INSTEAD OF SHOWING SCIENTIFIC DATA DURING HER PRESENTATION at the AACC’s annual meeting in Philadelphia, as had been announced, Founder and CEO of Theranos, Elizabeth Holmes, used her speech to launch a new corporate strategy. The slide above summarizes her vision for the company moving forward. She described these components: collection devices for small quantities of specimens, a “sample processing unit” called miniLab, and the Theranos Virtual Analyzer (TVA). Holmes said that the miniLab was intended to do pre-analytical and analytical functions using cartridges manufactured specifically for the tests to be performed. The Theranos Virtual Analyzer handles “remote interpretation of digital images and results, reviewed and released through the clinical lab.”
The slide below shows the components of the minLab sample processing unit. It has multiple instrument systems for analysis. On a single specimen in a cartridge manufactured to support multiple assays, Holmes stated that the minLab can perform chemistry, immunoassay, hematology, and molecular tests. The miniLab is a benchtop analyzer weighing about 95 pounds.
Holmes Did Not Directly Answer Questions About the Ability to Do Many Tests on Blood Drop
DURING THE QUESTION AND ANSWER PORTION of Elizabeth Holmes’ presentation at the AACC annual meeting, she was asked why she had not presented data on the diagnostic technologies her company had claimed over the past three years. This exchange took place between Holmes and Stephen Master, PhD, Associate Professor at Weill Cornell Medical College:

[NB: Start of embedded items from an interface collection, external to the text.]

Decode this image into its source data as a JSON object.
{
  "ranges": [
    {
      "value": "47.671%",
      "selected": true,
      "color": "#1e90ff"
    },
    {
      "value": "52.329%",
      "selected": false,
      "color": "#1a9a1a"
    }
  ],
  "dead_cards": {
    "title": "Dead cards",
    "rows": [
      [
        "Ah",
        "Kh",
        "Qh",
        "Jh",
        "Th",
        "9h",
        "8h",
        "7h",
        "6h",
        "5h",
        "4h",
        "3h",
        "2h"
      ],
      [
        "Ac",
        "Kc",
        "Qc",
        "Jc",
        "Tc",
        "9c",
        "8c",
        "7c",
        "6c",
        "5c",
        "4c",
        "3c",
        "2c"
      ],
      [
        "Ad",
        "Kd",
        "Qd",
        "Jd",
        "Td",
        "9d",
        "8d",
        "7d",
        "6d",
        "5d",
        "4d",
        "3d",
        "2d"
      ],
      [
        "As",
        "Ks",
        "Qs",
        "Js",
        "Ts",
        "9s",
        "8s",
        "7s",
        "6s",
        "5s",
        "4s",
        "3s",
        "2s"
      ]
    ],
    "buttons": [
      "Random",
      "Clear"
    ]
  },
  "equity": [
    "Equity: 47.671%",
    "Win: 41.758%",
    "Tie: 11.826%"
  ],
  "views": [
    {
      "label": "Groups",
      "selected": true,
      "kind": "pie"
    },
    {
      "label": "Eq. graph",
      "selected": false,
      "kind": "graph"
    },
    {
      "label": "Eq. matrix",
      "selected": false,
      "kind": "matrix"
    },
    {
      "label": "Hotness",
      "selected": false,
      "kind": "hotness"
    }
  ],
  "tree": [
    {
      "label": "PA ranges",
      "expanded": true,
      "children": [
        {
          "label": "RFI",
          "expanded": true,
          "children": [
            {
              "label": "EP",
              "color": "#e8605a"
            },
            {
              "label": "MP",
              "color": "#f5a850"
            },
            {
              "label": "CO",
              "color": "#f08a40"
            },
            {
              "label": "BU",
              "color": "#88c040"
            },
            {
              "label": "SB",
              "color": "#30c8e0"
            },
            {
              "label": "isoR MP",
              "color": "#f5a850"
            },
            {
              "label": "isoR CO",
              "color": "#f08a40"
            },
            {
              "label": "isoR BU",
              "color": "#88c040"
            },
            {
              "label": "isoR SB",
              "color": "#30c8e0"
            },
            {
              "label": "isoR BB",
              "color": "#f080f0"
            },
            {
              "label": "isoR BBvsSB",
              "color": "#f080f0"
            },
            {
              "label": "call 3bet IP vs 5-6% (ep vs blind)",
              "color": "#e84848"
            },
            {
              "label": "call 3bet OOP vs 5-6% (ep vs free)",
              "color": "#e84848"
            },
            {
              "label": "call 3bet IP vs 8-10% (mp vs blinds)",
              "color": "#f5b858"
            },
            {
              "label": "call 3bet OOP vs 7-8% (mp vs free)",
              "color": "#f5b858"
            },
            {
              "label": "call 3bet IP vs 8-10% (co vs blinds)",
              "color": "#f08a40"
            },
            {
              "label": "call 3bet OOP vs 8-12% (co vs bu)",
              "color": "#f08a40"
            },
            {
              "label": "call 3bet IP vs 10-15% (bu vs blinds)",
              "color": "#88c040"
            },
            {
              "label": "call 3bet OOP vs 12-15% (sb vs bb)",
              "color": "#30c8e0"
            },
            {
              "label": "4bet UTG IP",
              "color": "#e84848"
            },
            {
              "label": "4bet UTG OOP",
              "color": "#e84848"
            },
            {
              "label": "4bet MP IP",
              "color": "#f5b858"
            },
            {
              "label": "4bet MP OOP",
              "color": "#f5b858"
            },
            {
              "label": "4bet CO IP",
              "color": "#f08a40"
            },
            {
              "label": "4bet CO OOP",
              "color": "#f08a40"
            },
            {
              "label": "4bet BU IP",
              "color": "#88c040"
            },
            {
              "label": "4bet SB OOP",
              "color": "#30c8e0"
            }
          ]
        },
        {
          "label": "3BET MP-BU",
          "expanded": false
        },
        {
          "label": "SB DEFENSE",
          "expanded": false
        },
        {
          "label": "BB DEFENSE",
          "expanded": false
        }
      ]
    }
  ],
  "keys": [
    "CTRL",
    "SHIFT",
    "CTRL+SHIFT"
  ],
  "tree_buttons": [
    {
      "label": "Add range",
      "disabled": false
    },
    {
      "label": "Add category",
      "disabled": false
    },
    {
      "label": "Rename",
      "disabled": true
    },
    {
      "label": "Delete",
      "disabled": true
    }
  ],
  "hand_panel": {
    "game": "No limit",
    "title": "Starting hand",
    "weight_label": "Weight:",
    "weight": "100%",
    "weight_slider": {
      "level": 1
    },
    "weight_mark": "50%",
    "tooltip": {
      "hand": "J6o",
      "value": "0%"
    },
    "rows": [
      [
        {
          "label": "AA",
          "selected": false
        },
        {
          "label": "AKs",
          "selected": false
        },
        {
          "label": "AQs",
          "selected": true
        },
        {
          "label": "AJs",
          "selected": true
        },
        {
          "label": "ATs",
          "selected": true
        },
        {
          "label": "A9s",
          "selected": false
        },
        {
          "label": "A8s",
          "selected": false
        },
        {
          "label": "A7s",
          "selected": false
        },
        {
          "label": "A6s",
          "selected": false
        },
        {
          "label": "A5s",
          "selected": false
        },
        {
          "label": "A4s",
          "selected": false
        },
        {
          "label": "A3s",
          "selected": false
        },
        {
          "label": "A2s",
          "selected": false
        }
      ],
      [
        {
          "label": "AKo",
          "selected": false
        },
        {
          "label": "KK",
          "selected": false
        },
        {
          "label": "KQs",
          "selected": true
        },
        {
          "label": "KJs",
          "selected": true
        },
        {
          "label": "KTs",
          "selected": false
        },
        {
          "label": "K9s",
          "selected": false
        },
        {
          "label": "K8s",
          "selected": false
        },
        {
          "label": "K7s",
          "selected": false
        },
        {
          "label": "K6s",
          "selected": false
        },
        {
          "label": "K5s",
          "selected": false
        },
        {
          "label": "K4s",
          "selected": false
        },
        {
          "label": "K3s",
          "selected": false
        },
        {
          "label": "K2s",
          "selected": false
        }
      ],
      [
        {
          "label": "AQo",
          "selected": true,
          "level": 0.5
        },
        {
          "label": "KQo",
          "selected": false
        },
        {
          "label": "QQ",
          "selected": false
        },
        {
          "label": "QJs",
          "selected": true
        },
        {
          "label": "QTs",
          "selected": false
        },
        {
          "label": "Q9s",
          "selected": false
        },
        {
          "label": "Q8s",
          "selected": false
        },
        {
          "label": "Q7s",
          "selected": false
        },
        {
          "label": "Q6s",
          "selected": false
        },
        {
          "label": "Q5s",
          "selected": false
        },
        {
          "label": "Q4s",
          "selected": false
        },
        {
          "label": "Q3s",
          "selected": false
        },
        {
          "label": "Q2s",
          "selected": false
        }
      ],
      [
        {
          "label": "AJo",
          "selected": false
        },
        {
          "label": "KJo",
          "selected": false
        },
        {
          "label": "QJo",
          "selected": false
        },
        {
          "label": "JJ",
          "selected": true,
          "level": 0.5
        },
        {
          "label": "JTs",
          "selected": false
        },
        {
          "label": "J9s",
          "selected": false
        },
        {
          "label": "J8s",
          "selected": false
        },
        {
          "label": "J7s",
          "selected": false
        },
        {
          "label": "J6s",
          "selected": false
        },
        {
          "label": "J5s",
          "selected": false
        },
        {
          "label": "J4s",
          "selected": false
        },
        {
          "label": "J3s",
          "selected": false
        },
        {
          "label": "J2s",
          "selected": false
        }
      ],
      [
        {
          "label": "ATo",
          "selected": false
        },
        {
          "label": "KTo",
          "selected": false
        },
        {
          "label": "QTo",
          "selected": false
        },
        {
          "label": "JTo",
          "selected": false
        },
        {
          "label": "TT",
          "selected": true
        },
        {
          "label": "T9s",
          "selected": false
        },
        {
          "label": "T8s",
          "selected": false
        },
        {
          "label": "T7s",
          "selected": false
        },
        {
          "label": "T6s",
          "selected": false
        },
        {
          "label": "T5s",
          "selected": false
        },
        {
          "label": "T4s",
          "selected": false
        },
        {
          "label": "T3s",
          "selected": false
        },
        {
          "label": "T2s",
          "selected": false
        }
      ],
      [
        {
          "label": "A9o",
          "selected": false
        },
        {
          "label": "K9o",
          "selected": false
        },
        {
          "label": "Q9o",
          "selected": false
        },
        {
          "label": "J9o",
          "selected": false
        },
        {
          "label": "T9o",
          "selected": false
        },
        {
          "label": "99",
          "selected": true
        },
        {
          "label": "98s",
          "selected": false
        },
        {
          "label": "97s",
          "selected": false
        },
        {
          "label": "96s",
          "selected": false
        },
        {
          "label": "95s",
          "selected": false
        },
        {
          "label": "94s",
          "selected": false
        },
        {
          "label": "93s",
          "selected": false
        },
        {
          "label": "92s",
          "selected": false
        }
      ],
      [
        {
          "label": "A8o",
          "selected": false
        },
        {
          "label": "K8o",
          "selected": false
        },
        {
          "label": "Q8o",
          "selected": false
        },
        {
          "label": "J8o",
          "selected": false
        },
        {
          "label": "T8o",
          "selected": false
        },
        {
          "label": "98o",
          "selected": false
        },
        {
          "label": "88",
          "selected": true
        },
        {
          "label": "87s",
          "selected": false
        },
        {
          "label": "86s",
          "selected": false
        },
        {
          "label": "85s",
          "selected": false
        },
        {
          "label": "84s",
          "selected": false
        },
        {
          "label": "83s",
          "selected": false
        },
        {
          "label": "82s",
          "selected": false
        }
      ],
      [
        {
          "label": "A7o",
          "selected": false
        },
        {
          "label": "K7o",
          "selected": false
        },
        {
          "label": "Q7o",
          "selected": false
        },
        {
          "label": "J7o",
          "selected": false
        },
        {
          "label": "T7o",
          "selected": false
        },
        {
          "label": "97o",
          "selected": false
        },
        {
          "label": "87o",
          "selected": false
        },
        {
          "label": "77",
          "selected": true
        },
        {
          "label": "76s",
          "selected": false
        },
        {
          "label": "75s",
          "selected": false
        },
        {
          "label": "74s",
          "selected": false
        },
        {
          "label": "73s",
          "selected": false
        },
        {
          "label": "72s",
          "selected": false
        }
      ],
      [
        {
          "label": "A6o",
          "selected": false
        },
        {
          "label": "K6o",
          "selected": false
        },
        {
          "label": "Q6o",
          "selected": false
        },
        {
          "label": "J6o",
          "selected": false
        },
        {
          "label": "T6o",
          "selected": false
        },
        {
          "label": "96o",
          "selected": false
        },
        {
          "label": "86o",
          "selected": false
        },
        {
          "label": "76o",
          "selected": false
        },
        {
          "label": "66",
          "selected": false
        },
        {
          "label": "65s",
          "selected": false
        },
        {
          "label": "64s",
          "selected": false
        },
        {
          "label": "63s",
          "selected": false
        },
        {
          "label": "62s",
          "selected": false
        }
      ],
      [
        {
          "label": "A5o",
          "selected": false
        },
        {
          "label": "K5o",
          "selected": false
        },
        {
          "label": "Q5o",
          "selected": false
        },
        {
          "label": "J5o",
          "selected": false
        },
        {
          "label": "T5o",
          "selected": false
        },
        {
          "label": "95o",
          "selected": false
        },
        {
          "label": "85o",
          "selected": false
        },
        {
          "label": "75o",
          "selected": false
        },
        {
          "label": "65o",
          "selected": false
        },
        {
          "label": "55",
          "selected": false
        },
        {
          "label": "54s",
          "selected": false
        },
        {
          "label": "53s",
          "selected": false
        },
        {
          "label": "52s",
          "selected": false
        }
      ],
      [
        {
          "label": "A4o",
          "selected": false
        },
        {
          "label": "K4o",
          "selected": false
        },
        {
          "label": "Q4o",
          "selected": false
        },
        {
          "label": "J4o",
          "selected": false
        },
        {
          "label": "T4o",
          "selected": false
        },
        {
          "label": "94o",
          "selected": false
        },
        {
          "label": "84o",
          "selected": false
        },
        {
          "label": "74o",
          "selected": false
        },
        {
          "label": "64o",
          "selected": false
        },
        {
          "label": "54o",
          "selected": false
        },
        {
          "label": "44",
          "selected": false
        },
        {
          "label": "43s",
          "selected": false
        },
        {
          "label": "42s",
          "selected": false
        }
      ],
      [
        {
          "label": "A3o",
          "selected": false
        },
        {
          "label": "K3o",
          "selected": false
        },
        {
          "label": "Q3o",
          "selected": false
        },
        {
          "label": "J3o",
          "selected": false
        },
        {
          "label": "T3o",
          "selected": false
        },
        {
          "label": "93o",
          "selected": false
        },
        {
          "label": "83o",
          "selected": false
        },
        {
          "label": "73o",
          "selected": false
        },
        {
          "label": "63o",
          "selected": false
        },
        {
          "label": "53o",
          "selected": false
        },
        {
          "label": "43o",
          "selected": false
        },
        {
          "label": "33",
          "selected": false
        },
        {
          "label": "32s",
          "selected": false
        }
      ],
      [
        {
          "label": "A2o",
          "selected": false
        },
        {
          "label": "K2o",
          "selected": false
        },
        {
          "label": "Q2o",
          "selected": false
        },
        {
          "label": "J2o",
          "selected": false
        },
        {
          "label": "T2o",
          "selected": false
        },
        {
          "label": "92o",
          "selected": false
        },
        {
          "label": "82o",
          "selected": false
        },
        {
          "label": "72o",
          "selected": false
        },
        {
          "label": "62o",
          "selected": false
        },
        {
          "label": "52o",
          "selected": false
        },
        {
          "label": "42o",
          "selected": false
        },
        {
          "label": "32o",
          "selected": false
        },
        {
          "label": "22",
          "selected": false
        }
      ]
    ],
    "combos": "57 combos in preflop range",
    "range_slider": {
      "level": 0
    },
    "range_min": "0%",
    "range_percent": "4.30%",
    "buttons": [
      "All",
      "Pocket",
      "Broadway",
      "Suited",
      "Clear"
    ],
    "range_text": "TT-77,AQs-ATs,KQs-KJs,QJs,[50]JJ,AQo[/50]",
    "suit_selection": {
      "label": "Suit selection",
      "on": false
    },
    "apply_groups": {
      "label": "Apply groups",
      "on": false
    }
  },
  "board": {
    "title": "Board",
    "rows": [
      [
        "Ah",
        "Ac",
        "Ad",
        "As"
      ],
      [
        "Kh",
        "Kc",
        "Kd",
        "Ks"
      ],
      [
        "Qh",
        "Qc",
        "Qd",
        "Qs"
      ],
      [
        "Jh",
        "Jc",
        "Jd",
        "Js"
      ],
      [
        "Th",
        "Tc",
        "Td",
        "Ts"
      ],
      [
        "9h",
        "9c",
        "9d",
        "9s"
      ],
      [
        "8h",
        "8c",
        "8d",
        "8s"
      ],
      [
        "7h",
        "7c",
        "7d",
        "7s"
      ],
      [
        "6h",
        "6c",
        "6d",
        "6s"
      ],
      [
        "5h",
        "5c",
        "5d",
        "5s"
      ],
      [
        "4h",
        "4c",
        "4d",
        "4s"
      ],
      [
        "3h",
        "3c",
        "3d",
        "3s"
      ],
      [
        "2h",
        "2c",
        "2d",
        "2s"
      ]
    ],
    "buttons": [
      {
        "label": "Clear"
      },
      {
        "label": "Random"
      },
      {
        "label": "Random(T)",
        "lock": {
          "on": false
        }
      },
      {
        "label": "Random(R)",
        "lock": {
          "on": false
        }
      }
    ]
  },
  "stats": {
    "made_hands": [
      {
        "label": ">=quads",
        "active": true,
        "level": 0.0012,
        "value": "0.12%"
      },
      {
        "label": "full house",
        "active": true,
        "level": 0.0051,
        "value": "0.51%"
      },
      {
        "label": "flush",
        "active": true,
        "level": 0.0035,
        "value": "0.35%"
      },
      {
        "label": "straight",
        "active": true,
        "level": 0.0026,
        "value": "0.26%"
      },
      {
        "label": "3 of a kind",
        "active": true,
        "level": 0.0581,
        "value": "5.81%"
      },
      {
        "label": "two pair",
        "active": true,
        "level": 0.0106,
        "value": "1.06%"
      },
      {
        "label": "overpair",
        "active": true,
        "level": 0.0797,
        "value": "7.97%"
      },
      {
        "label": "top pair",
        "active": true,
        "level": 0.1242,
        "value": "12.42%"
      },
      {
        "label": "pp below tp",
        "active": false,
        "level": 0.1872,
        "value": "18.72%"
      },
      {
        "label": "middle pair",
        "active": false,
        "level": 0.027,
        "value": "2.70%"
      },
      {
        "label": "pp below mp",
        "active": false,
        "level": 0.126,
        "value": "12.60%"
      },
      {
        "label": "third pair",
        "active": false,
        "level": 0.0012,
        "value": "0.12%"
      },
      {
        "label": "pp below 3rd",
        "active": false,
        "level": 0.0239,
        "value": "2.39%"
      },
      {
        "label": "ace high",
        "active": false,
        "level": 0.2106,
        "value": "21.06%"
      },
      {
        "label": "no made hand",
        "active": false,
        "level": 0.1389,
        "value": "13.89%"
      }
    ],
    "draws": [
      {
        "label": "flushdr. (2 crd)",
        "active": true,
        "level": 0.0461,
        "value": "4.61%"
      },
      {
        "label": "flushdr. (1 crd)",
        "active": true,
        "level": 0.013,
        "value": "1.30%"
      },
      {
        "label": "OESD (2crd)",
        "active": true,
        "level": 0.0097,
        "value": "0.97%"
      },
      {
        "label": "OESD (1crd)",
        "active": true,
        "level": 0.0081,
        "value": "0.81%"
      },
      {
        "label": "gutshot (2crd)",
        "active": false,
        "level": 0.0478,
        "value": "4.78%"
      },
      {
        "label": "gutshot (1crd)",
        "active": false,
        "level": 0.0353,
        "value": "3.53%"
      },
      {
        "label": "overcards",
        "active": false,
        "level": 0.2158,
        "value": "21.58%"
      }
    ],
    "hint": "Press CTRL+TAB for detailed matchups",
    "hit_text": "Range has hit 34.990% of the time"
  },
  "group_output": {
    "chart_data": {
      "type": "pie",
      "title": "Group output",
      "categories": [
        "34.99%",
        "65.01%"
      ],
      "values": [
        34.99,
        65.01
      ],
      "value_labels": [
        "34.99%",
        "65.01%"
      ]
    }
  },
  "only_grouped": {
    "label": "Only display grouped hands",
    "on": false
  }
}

MASTER: I want to start out with a question about scope. What I am surprised about—and you look at the [many] people in this room and there is clearly a lot of interest in your company. I would argue that a lot of that comes from the claims that were made very early on that were very broad: 70 tests, a whole panoply of lab tests on a couple of drops of blood. The evidence that you presented fell far short of that. So how should we think about that?
HOLMES: There’s been a lot of news about our company and we chose this meeting today to begin engaging in a scientific exchange about our inventions and our technology. This technology that we introduced today is the latest version of our miniLab technology. What we wanted to do was to introduce the invention and the capability to run a broad range of assay methods on a single platform or across a single consumable. That’s what this data was intended to do. We fully understand in picking this place to come and introduce it that we have a lot of work to do to engage with this community…
MASTER: But it’s fair for us to say that the jury is still out on a lot of the central claims. For example, I can buy a point-of-care instrument today that does a finger stick lipid panel. That’s not the interest. The interest is in the larger piece. So are you saying, “That is to come at some future point?”
HOLMES: What we’ve shown today is the architecture, the invention of a platform that is capable of running multiple assay methods simultaneously. That’s what this presentation is for. We now have to engage in peer-review publications, engage in third party studies… piece by piece we are working to put that information out.
It was then noted by a Theranos PhD who was part of the panel discussion that, in cases in which automated algorithms were not adequate for specific types of tests, the model of performing the test in the field with results going to the TVA would allow review by a clinical lab scientist before results are released.
Holmes then added, “that is a core part of how we see the future of point-of-care testing. Not that it is waived—where you have no controls and calibrators and oversight. But where you maintain this connectivity to distribute the processing [and testing in the field] while maintaining the laboratory control and oversight of the test [via the Theranos Virtual Analyzer].”
These statements illustrate the different direction that Holmes appears to want to take her company, compared to the public statements of the past three years. However, before it can bring this business model to the clinical marketplace, Theranos will have to meet stringent FDA and CLIA requirements.